----- PROVIDED MATERIAL -----

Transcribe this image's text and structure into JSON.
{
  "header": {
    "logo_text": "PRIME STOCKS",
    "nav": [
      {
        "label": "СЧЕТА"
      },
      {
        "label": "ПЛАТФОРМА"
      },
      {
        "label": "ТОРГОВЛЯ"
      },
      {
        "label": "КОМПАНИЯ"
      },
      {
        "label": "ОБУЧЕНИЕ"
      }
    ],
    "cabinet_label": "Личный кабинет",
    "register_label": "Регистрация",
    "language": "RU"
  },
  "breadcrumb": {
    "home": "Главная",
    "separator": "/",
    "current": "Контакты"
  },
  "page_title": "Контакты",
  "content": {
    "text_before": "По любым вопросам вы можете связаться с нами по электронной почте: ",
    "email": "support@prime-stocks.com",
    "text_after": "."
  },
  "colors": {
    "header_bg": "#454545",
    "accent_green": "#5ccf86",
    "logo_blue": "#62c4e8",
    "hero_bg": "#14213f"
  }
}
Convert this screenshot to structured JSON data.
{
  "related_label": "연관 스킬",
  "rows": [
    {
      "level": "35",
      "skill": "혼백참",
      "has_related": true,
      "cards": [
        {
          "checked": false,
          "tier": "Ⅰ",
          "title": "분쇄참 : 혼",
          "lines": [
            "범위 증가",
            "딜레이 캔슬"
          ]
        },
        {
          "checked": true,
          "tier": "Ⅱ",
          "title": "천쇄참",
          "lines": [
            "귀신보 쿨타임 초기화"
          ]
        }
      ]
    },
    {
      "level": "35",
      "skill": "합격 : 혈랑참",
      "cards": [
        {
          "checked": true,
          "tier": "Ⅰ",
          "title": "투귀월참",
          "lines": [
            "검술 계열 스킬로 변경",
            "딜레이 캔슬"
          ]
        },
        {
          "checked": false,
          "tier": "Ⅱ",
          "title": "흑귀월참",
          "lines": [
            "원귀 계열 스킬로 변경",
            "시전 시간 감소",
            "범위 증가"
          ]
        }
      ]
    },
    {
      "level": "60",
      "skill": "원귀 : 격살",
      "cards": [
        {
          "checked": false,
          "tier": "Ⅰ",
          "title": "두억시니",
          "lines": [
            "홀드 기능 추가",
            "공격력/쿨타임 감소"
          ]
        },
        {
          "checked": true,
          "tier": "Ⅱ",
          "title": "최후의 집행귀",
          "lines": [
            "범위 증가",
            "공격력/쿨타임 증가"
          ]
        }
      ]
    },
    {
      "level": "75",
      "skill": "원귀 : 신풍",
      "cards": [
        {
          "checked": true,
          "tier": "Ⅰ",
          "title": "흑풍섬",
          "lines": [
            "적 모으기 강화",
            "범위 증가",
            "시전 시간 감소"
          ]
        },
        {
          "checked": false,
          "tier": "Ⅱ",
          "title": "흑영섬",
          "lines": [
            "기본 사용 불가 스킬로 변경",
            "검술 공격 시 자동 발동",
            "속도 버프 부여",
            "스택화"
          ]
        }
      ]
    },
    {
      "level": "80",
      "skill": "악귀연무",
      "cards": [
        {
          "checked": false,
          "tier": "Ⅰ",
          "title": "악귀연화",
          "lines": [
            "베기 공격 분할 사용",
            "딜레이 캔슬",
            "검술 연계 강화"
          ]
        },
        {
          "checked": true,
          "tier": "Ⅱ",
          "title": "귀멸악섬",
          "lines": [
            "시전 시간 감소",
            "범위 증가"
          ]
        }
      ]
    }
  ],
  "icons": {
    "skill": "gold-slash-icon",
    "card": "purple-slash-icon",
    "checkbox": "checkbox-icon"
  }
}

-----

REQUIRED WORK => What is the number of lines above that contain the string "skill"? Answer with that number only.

RESPONSE TO THE TASK => 6